April 17Wait Until Dark (dir. Terence Young, 1967), with Audrey Hepburn, Alan Arkin. A recently blinded woman is terrorized by a trio of thugs while they search for a heroin-stuffed doll they believe is in her apartment. NOTE: This week’s class will be held in Boyd Hall, room 107.

April 24Ghost (dir. Jerry Zucker, 1990), with Patrick Swayze, Demi Moore, Whoopi Golberg. A spirit stays behind to warn his lover of impending danger, with the help of a reluctant psychic. NOTE: A guest medium will mediate this day’s discussion.

May 1Memoirs of an Invisible Man (dir. John Carpenter, 1992), with Chevy Chase, Daryl Hannah, Sam Neill. After a freak accident, a yuppie turns invisible and runs from a treacherous CIA official, while trying to cope with his new life.

Coordinator: Sante Matteo, Professor Emeritus of Italian, has taught ILR courses on Italian literature and the movie course Friday Matinees (previously Sundown Cinema).

5 Fridays: April 3–May 1; 2:45–5:15 pm
Location: Peabody Hall, Leonard Theatre

NOTE: April 17 class held in 107 Boyd Hall

Saturday Classes

Beginner Pottery: Bowl-Making for Empty Bowls

Participants will learn basic hand-building and wheel-throwing pottery.
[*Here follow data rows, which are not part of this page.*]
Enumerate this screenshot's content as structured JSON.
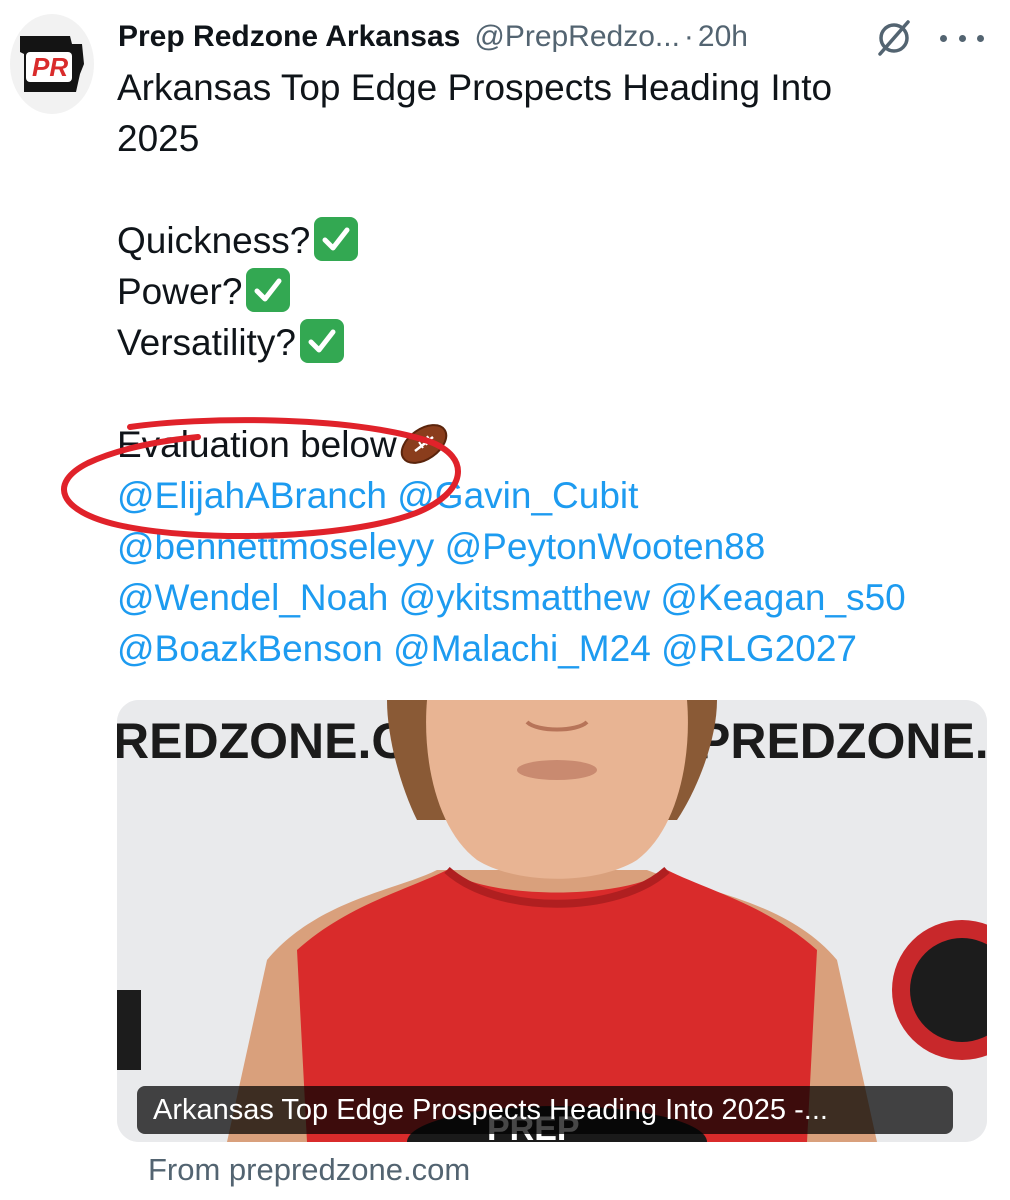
{
  "author": {
    "display_name": "Prep Redzone Arkansas",
    "handle": "@PrepRedzo...",
    "separator": "·",
    "time": "20h",
    "avatar_letters": "PR"
  },
  "actions": {
    "grok_icon": "grok-icon",
    "more_icon": "more-icon"
  },
  "tweet": {
    "line1": "Arkansas Top Edge Prospects Heading Into",
    "line2": "2025",
    "quickness": "Quickness?",
    "power": "Power?",
    "versatility": "Versatility?",
    "evaluation": "Evaluation below",
    "mentions": [
      "@ElijahABranch",
      "@Gavin_Cubit",
      "@bennettmoseleyy",
      "@PeytonWooten88",
      "@Wendel_Noah",
      "@ykitsmatthew",
      "@Keagan_s50",
      "@BoazkBenson",
      "@Malachi_M24",
      "@RLG2027"
    ]
  },
  "card": {
    "backdrop_left": "REDZONE.CO",
    "backdrop_right": "PREDZONE.C",
    "shirt_text": "PREP",
    "caption": "Arkansas Top Edge Prospects Heading Into 2025 -...",
    "source": "From prepredzone.com"
  },
  "colors": {
    "link": "#1d9bf0",
    "text": "#0f1419",
    "muted": "#536471",
    "check": "#33a852",
    "annotation": "#e0222a",
    "jersey": "#d92b2b"
  }
}
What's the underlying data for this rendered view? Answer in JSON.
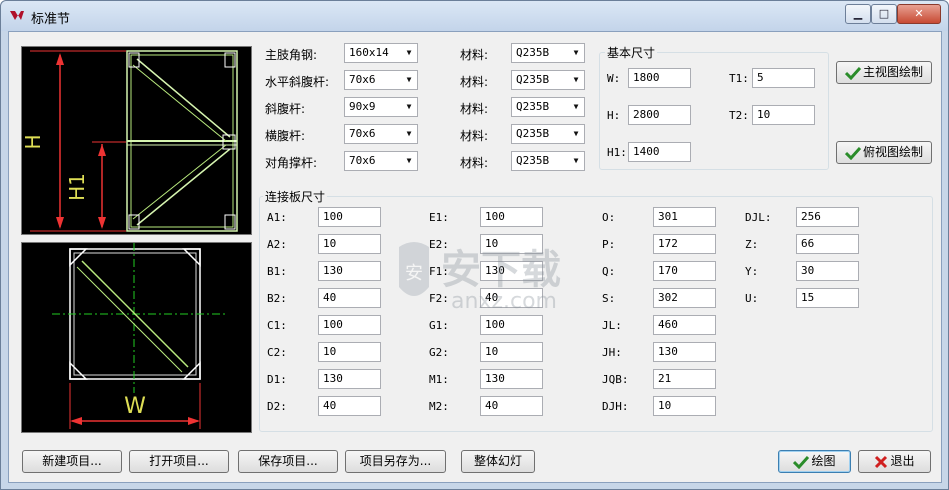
{
  "window": {
    "title": "标准节"
  },
  "angles": [
    {
      "label": "主肢角钢:",
      "value": "160x14",
      "mat_label": "材料:",
      "mat_value": "Q235B"
    },
    {
      "label": "水平斜腹杆:",
      "value": "70x6",
      "mat_label": "材料:",
      "mat_value": "Q235B"
    },
    {
      "label": "斜腹杆:",
      "value": "90x9",
      "mat_label": "材料:",
      "mat_value": "Q235B"
    },
    {
      "label": "横腹杆:",
      "value": "70x6",
      "mat_label": "材料:",
      "mat_value": "Q235B"
    },
    {
      "label": "对角撑杆:",
      "value": "70x6",
      "mat_label": "材料:",
      "mat_value": "Q235B"
    }
  ],
  "basic": {
    "title": "基本尺寸",
    "W": {
      "label": "W:",
      "value": "1800"
    },
    "H": {
      "label": "H:",
      "value": "2800"
    },
    "H1": {
      "label": "H1:",
      "value": "1400"
    },
    "T1": {
      "label": "T1:",
      "value": "5"
    },
    "T2": {
      "label": "T2:",
      "value": "10"
    }
  },
  "side_buttons": {
    "main_view": "主视图绘制",
    "top_view": "俯视图绘制"
  },
  "plate": {
    "title": "连接板尺寸",
    "col1": [
      {
        "label": "A1:",
        "value": "100"
      },
      {
        "label": "A2:",
        "value": "10"
      },
      {
        "label": "B1:",
        "value": "130"
      },
      {
        "label": "B2:",
        "value": "40"
      },
      {
        "label": "C1:",
        "value": "100"
      },
      {
        "label": "C2:",
        "value": "10"
      },
      {
        "label": "D1:",
        "value": "130"
      },
      {
        "label": "D2:",
        "value": "40"
      }
    ],
    "col2": [
      {
        "label": "E1:",
        "value": "100"
      },
      {
        "label": "E2:",
        "value": "10"
      },
      {
        "label": "F1:",
        "value": "130"
      },
      {
        "label": "F2:",
        "value": "40"
      },
      {
        "label": "G1:",
        "value": "100"
      },
      {
        "label": "G2:",
        "value": "10"
      },
      {
        "label": "M1:",
        "value": "130"
      },
      {
        "label": "M2:",
        "value": "40"
      }
    ],
    "col3": [
      {
        "label": "O:",
        "value": "301"
      },
      {
        "label": "P:",
        "value": "172"
      },
      {
        "label": "Q:",
        "value": "170"
      },
      {
        "label": "S:",
        "value": "302"
      },
      {
        "label": "JL:",
        "value": "460"
      },
      {
        "label": "JH:",
        "value": "130"
      },
      {
        "label": "JQB:",
        "value": "21"
      },
      {
        "label": "DJH:",
        "value": "10"
      }
    ],
    "col4": [
      {
        "label": "DJL:",
        "value": "256"
      },
      {
        "label": "Z:",
        "value": "66"
      },
      {
        "label": "Y:",
        "value": "30"
      },
      {
        "label": "U:",
        "value": "15"
      }
    ]
  },
  "drawing_labels": {
    "H": "H",
    "H1": "H1",
    "W": "W"
  },
  "bottom_buttons": {
    "new_project": "新建项目...",
    "open_project": "打开项目...",
    "save_project": "保存项目...",
    "save_as": "项目另存为...",
    "slideshow": "整体幻灯",
    "draw": "绘图",
    "exit": "退出"
  },
  "watermark": {
    "text": "安下载",
    "sub": "anxz.com"
  }
}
Participants may take home a piece or two, but the community-serving purpose of this course is to create many handmade, beautiful bowls for the annual Empty Bowls event in Oxford.

Instructor: Rob Abowitz has been a leisure-time potter for over 30 years. He has instructed community pottery classes in Charlottesville, Virginia, and in Oxford. He mainly creates functional pottery using stoneware clay from his home studio in Oxford.

7 Saturdays: April 4–May 16; 10:00 –12:00pm
Location:Talawanda High School, Pottery Studio
Supply fee: $35, payable with registration

NOTE: 7-week class


History of the Book through Book Bindings

Journey with us as we discover the history of the book through the lens of the detailed and special book bindings held in the Walter Havighurst Special Collections and University Archives. We’ll travel through the centuries of the book and learn how bindings play a significant role in the making and promotion of books.

Instructors: Rachel Makarowski is the Special Collections Librarian in the Walter Havighurst Special Collections and University Archives. William Modrow is the Head of the Walter Havighurst Special Collections and University Archives.

5 Saturdays: April 4–May 2; 10:30 –11:45 am
Location:King Library, Room 320